Give back the full listing, exactly as it is.

AVAILABLE DATA:
++++++++++

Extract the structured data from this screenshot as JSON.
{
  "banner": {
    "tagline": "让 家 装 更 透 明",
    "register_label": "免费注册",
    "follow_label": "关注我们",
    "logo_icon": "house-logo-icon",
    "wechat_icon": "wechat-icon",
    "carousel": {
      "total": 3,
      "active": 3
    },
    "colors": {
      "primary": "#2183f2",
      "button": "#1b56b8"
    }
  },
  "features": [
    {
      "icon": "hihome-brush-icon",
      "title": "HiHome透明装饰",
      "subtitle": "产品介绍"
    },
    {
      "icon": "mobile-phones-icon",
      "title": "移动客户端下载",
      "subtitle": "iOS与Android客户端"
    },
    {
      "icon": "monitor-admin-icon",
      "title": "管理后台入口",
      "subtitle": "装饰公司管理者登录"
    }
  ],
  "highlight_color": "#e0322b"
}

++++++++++

EXERCISE RESPONSE:
Extract the structured data from this screenshot as JSON.
{
  "banner": {
    "tagline": "让 家 装 更 透 明",
    "register_label": "免费注册",
    "follow_label": "关注我们",
    "logo_icon": "house-logo-icon",
    "wechat_icon": "wechat-icon",
    "carousel": {
      "total": 3,
      "active": 3
    },
    "colors": {
      "primary": "#2183f2",
      "button": "#1b56b8"
    }
  },
  "features": [
    {
      "icon": "hihome-brush-icon",
      "title": "HiHome透明装饰",
      "subtitle": "产品介绍"
    },
    {
      "icon": "mobile-phones-icon",
      "title": "移动客户端下载",
      "subtitle": "iOS与Android客户端"
    },
    {
      "icon": "monitor-admin-icon",
      "title": "管理后台入口",
      "subtitle": "装饰公司管理者登录"
    }
  ],
  "highlight_color": "#e0322b"
}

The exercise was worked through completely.